(EXTRACTED DATA Opens)

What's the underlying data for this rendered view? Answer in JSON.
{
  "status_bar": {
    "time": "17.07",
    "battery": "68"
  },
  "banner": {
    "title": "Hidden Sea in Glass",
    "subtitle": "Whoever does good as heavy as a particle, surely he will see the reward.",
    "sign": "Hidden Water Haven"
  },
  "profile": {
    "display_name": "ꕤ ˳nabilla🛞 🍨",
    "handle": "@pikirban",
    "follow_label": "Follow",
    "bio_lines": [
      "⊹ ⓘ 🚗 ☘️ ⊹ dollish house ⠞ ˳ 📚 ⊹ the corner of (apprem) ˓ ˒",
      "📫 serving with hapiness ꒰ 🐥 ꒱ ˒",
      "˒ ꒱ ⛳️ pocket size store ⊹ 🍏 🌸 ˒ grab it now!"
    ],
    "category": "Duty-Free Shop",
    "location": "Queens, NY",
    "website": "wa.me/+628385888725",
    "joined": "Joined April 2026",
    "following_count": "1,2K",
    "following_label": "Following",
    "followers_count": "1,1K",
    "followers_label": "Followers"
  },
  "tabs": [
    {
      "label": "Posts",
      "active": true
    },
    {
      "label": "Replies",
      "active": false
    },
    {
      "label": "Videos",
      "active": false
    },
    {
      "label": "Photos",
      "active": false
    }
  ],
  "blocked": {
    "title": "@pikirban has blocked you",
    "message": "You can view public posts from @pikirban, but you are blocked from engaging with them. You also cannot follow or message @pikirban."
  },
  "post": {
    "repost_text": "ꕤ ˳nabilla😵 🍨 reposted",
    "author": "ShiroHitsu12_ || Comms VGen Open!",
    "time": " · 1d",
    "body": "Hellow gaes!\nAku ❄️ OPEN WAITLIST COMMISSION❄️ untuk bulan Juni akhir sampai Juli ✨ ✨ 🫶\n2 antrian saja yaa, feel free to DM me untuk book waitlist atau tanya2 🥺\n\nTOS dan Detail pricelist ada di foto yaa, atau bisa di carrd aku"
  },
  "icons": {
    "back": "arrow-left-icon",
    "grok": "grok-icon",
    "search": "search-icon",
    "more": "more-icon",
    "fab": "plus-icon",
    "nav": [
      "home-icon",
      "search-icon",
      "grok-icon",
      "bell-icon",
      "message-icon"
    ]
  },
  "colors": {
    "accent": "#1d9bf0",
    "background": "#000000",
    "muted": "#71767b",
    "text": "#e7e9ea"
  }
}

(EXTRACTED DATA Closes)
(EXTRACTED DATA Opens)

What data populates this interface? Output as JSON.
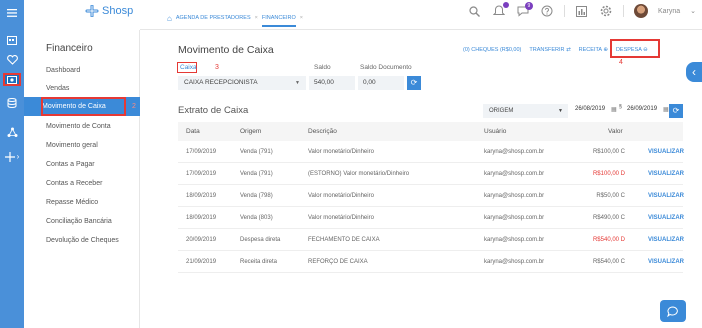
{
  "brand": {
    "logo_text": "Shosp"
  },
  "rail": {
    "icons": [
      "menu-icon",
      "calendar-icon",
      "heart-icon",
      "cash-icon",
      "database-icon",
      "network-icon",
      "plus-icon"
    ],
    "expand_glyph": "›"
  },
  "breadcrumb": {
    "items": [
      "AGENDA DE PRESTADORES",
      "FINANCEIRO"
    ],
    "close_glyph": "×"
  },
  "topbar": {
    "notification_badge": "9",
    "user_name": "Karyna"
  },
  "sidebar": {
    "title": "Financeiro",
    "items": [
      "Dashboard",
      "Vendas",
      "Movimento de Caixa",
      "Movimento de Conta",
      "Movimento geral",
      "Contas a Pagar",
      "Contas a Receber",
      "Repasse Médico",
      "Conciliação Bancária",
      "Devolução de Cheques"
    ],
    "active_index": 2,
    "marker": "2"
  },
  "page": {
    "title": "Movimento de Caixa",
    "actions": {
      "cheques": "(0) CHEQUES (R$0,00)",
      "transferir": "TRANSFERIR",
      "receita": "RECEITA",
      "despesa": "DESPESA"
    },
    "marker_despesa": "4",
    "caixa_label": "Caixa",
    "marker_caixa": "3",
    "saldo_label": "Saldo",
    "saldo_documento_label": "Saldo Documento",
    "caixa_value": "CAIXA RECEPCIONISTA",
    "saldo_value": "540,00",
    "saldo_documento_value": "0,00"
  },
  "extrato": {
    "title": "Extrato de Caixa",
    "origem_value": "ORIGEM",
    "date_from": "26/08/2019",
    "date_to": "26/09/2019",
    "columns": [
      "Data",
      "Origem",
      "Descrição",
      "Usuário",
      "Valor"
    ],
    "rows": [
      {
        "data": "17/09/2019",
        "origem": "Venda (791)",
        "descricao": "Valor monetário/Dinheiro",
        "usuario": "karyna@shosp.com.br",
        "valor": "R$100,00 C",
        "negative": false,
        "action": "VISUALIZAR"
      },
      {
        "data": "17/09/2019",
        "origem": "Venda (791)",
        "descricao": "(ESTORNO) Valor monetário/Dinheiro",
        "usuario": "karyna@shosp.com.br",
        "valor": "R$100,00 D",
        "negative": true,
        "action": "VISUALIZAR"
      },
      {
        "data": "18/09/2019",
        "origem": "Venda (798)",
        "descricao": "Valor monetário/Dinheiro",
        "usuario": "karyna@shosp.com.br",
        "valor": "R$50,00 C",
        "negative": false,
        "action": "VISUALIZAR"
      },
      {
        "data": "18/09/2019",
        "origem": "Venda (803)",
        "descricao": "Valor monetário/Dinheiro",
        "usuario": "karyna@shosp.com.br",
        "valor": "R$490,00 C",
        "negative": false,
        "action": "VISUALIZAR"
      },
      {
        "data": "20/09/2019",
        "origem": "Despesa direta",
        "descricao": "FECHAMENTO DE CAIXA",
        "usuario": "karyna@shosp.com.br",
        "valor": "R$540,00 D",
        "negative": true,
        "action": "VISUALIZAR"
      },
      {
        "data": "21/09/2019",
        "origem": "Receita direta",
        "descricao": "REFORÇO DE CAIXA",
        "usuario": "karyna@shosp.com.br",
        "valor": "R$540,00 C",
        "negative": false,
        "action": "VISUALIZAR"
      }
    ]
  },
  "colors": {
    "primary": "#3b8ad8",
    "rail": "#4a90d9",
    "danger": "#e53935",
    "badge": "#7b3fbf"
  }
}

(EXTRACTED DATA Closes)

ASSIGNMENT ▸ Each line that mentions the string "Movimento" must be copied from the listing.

YOUR SOLUTION ▸
      "Movimento de Caixa",
      "Movimento de Conta",
      "Movimento geral",
    "title": "Movimento de Caixa",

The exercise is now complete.